| Problem description |
All of the entries must be output exactly as they are.

[Dataset items]
----

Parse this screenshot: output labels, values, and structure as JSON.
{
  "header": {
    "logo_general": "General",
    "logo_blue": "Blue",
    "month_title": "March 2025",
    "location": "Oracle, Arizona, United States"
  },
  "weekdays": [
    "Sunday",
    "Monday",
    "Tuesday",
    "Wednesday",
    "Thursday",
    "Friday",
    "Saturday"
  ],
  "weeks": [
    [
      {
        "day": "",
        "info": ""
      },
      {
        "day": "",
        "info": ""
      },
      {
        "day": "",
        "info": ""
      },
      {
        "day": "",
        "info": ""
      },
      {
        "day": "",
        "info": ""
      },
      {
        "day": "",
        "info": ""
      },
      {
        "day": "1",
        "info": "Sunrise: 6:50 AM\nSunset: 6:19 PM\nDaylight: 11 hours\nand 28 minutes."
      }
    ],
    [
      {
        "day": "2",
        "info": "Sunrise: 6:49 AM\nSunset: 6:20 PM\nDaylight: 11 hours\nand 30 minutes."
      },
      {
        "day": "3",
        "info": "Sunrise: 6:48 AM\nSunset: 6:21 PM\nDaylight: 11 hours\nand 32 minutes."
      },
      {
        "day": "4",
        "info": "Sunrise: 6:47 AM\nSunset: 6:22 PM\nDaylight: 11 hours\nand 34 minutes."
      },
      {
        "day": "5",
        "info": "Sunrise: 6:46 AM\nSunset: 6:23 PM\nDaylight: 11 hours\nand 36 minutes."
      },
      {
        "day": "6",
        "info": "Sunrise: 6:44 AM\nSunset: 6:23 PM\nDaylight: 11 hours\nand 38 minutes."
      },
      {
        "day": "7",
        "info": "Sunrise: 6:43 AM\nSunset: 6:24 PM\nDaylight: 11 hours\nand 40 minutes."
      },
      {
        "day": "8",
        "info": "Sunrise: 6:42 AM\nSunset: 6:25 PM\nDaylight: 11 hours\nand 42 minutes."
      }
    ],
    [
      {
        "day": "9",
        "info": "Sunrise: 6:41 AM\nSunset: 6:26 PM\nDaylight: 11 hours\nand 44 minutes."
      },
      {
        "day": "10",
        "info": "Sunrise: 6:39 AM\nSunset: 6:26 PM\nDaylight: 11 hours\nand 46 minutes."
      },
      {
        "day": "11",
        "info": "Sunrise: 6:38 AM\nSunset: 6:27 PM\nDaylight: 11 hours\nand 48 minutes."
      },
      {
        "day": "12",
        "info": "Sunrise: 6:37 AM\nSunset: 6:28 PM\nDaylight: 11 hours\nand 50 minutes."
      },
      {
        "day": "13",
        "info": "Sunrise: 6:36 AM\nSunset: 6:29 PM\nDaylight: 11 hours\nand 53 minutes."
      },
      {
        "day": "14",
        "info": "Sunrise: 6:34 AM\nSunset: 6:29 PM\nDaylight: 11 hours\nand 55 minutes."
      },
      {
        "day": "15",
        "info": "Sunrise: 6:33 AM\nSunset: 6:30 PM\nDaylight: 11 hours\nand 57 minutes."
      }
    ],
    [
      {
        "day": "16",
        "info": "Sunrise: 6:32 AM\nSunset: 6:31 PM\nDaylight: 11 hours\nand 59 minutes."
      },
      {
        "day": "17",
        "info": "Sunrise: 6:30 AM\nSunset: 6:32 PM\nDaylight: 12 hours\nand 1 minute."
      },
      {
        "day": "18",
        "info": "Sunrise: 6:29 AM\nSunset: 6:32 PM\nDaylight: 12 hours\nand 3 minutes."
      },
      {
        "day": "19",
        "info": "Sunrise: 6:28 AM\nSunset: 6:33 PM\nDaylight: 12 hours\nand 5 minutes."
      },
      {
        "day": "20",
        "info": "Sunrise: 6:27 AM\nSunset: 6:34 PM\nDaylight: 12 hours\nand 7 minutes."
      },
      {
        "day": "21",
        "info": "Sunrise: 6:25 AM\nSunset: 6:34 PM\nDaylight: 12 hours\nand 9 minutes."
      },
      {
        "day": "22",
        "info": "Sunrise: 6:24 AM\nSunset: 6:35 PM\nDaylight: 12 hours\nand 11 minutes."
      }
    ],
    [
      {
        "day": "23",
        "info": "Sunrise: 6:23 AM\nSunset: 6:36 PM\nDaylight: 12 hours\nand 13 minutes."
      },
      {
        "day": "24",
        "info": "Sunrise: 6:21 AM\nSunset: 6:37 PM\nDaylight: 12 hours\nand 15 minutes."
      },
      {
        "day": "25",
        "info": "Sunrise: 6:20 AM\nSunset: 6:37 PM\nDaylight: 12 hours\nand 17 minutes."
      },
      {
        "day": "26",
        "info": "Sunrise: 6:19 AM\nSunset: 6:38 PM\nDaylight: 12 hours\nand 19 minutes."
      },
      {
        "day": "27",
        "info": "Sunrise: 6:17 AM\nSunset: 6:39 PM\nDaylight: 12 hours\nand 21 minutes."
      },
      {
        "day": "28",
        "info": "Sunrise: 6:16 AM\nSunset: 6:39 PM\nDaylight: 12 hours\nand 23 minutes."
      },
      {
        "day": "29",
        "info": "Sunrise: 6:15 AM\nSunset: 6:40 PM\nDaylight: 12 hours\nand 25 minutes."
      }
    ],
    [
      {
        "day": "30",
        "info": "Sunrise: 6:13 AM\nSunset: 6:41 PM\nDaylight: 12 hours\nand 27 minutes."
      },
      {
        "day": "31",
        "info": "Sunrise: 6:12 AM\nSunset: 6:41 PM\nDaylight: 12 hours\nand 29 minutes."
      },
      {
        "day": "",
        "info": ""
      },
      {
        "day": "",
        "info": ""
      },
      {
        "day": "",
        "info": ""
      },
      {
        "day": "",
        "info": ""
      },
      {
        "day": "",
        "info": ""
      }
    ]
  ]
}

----

| Your response |
Parse this screenshot: output labels, values, and structure as JSON.
{
  "header": {
    "logo_general": "General",
    "logo_blue": "Blue",
    "month_title": "March 2025",
    "location": "Oracle, Arizona, United States"
  },
  "weekdays": [
    "Sunday",
    "Monday",
    "Tuesday",
    "Wednesday",
    "Thursday",
    "Friday",
    "Saturday"
  ],
  "weeks": [
    [
      {
        "day": "",
        "info": ""
      },
      {
        "day": "",
        "info": ""
      },
      {
        "day": "",
        "info": ""
      },
      {
        "day": "",
        "info": ""
      },
      {
        "day": "",
        "info": ""
      },
      {
        "day": "",
        "info": ""
      },
      {
        "day": "1",
        "info": "Sunrise: 6:50 AM\nSunset: 6:19 PM\nDaylight: 11 hours\nand 28 minutes."
      }
    ],
    [
      {
        "day": "2",
        "info": "Sunrise: 6:49 AM\nSunset: 6:20 PM\nDaylight: 11 hours\nand 30 minutes."
      },
      {
        "day": "3",
        "info": "Sunrise: 6:48 AM\nSunset: 6:21 PM\nDaylight: 11 hours\nand 32 minutes."
      },
      {
        "day": "4",
        "info": "Sunrise: 6:47 AM\nSunset: 6:22 PM\nDaylight: 11 hours\nand 34 minutes."
      },
      {
        "day": "5",
        "info": "Sunrise: 6:46 AM\nSunset: 6:23 PM\nDaylight: 11 hours\nand 36 minutes."
      },
      {
        "day": "6",
        "info": "Sunrise: 6:44 AM\nSunset: 6:23 PM\nDaylight: 11 hours\nand 38 minutes."
      },
      {
        "day": "7",
        "info": "Sunrise: 6:43 AM\nSunset: 6:24 PM\nDaylight: 11 hours\nand 40 minutes."
      },
      {
        "day": "8",
        "info": "Sunrise: 6:42 AM\nSunset: 6:25 PM\nDaylight: 11 hours\nand 42 minutes."
      }
    ],
    [
      {
        "day": "9",
        "info": "Sunrise: 6:41 AM\nSunset: 6:26 PM\nDaylight: 11 hours\nand 44 minutes."
      },
      {
        "day": "10",
        "info": "Sunrise: 6:39 AM\nSunset: 6:26 PM\nDaylight: 11 hours\nand 46 minutes."
      },
      {
        "day": "11",
        "info": "Sunrise: 6:38 AM\nSunset: 6:27 PM\nDaylight: 11 hours\nand 48 minutes."
      },
      {
        "day": "12",
        "info": "Sunrise: 6:37 AM\nSunset: 6:28 PM\nDaylight: 11 hours\nand 50 minutes."
      },
      {
        "day": "13",
        "info": "Sunrise: 6:36 AM\nSunset: 6:29 PM\nDaylight: 11 hours\nand 53 minutes."
      },
      {
        "day": "14",
        "info": "Sunrise: 6:34 AM\nSunset: 6:29 PM\nDaylight: 11 hours\nand 55 minutes."
      },
      {
        "day": "15",
        "info": "Sunrise: 6:33 AM\nSunset: 6:30 PM\nDaylight: 11 hours\nand 57 minutes."
      }
    ],
    [
      {
        "day": "16",
        "info": "Sunrise: 6:32 AM\nSunset: 6:31 PM\nDaylight: 11 hours\nand 59 minutes."
      },
      {
        "day": "17",
        "info": "Sunrise: 6:30 AM\nSunset: 6:32 PM\nDaylight: 12 hours\nand 1 minute."
      },
      {
        "day": "18",
        "info": "Sunrise: 6:29 AM\nSunset: 6:32 PM\nDaylight: 12 hours\nand 3 minutes."
      },
      {
        "day": "19",
        "info": "Sunrise: 6:28 AM\nSunset: 6:33 PM\nDaylight: 12 hours\nand 5 minutes."
      },
      {
        "day": "20",
        "info": "Sunrise: 6:27 AM\nSunset: 6:34 PM\nDaylight: 12 hours\nand 7 minutes."
      },
      {
        "day": "21",
        "info": "Sunrise: 6:25 AM\nSunset: 6:34 PM\nDaylight: 12 hours\nand 9 minutes."
      },
      {
        "day": "22",
        "info": "Sunrise: 6:24 AM\nSunset: 6:35 PM\nDaylight: 12 hours\nand 11 minutes."
      }
    ],
    [
      {
        "day": "23",
        "info": "Sunrise: 6:23 AM\nSunset: 6:36 PM\nDaylight: 12 hours\nand 13 minutes."
      },
      {
        "day": "24",
        "info": "Sunrise: 6:21 AM\nSunset: 6:37 PM\nDaylight: 12 hours\nand 15 minutes."
      },
      {
        "day": "25",
        "info": "Sunrise: 6:20 AM\nSunset: 6:37 PM\nDaylight: 12 hours\nand 17 minutes."
      },
      {
        "day": "26",
        "info": "Sunrise: 6:19 AM\nSunset: 6:38 PM\nDaylight: 12 hours\nand 19 minutes."
      },
      {
        "day": "27",
        "info": "Sunrise: 6:17 AM\nSunset: 6:39 PM\nDaylight: 12 hours\nand 21 minutes."
      },
      {
        "day": "28",
        "info": "Sunrise: 6:16 AM\nSunset: 6:39 PM\nDaylight: 12 hours\nand 23 minutes."
      },
      {
        "day": "29",
        "info": "Sunrise: 6:15 AM\nSunset: 6:40 PM\nDaylight: 12 hours\nand 25 minutes."
      }
    ],
    [
      {
        "day": "30",
        "info": "Sunrise: 6:13 AM\nSunset: 6:41 PM\nDaylight: 12 hours\nand 27 minutes."
      },
      {
        "day": "31",
        "info": "Sunrise: 6:12 AM\nSunset: 6:41 PM\nDaylight: 12 hours\nand 29 minutes."
      },
      {
        "day": "",
        "info": ""
      },
      {
        "day": "",
        "info": ""
      },
      {
        "day": "",
        "info": ""
      },
      {
        "day": "",
        "info": ""
      },
      {
        "day": "",
        "info": ""
      }
    ]
  ]
}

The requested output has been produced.